Black pride was not about the afros, dashikis or boys wearing dreads. It was about the girl who did not get pregnant out of wedlock but finished school, and the boy who went to college or got a steady job and supported the girl he married – not getting her pregnant and abandoning her. As a general rule in our community, slavery was not used as an excuse or justification for failure. Black folks’ version of affirmative action in those days was “Root hog, or die.”
Let me be clear: The mental capacities of blacks are not diminished by something that happened to our forebears more than 200 years ago, and blacks are not destined to be “the gov’ment’s responsibility.”
Civil-rights leaders assert incessantly that “It’s the government’s fault,” “White racism is the cause” and “Entitlements are your civil right.” They tell blacks who to vote for to ensure the continuation of this “victim-hood.”
Tragically, many in “da hood” have been victimized by ignoring an ancient biblical warning: “Beware … they are blind guides, and if the blind lead the blind, both shall fall into a pit.”
During the early 1900s, millions of blacks changed neighborhoods, secured new addresses and moved from the South to the North.
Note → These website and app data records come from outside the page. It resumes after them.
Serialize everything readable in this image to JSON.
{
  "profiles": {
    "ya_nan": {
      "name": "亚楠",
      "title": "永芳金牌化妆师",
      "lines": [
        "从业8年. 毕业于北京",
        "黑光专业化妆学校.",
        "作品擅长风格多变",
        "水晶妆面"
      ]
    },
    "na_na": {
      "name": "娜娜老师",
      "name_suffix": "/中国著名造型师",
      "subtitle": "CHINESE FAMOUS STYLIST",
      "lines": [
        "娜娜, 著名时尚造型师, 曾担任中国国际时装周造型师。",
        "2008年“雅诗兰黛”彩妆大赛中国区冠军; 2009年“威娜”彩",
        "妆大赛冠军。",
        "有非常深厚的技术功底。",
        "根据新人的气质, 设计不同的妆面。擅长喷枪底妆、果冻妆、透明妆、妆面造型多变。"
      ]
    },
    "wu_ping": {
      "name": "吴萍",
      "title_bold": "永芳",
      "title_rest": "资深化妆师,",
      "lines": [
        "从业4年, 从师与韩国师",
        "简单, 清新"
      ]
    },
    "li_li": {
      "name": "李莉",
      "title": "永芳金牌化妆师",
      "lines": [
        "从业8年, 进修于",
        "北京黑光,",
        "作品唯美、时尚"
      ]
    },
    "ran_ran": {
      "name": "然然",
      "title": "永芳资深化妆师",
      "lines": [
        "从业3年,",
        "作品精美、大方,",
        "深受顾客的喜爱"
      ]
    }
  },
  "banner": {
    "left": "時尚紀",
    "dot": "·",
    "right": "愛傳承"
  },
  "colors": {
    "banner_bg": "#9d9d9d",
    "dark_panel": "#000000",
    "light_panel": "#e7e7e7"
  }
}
Maybe it’s time to reconsider the address in “da hood” again.